For Swarthmore to advance academic rigor and innovations in the 21st century requires that we attend to changes in the ways that today’s students learn without compromising the academic standards on which its reputation is founded—including the Honors Program. Knowledge, teaching, and learning are expanding and being reinvented. We will continue to teach within traditional disciplines, but we must also support new forms of interdisciplinary, community-based, and problem-based learning. Although technology will play a greater role in the educational process, a liberal arts education will continue to rely on face-to-face discussions between individuals or among small groups, requiring
close student-faculty interaction and maintaining a low student-faculty ratio.
Strategic Directions recommends that Swarthmore continue to foster a curriculum that requires intellectual rigor within traditional disciplines. At the same time, it should provide structures and incentives to encourage innovations in both curriculum and pedagogy. Consequently, the College should:
• Create a teaching, learning, and research initiative to cultivate traditional and new competencies for students.
• Address facilities needs for academic programs, with an initial focus on the
Departments of Engineering, Biology, and Psychology, which will enable the

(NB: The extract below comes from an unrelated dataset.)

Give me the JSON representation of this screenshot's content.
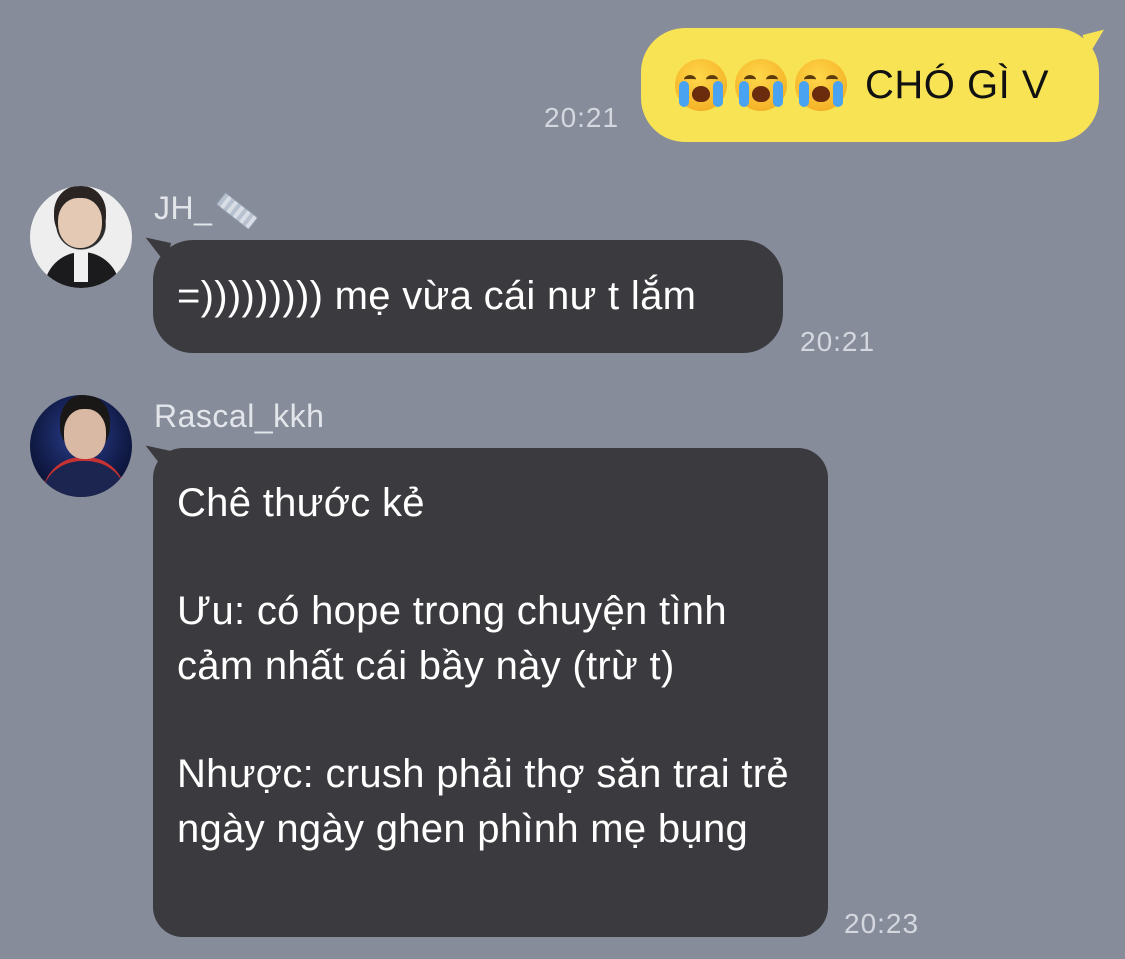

College to refurbish existing spaces to address significant needs in other departments.
• Provide high-impact summer learning experiences for students, including academic research and professional internships.

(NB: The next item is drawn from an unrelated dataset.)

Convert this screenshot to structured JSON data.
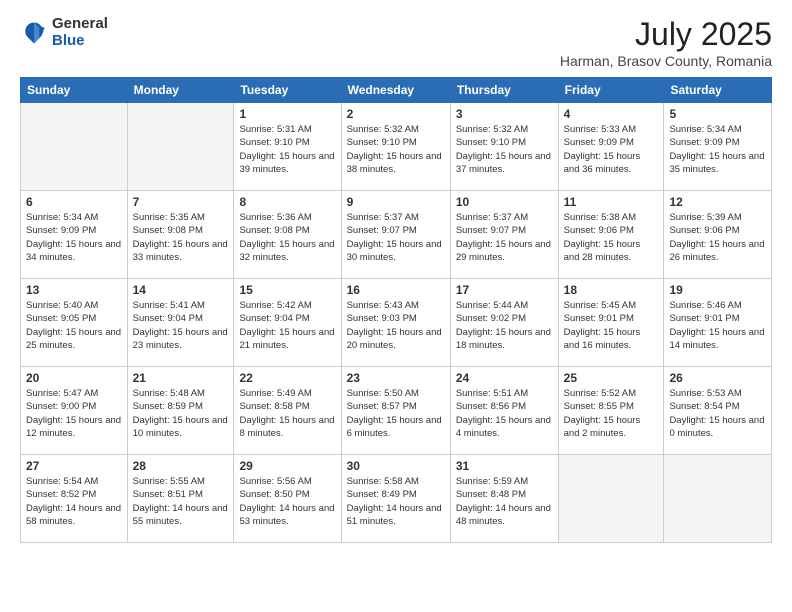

• Strengthen the infrastructure and mechanisms for helping students navigate the curriculum, discover opportunities, and manage their choices.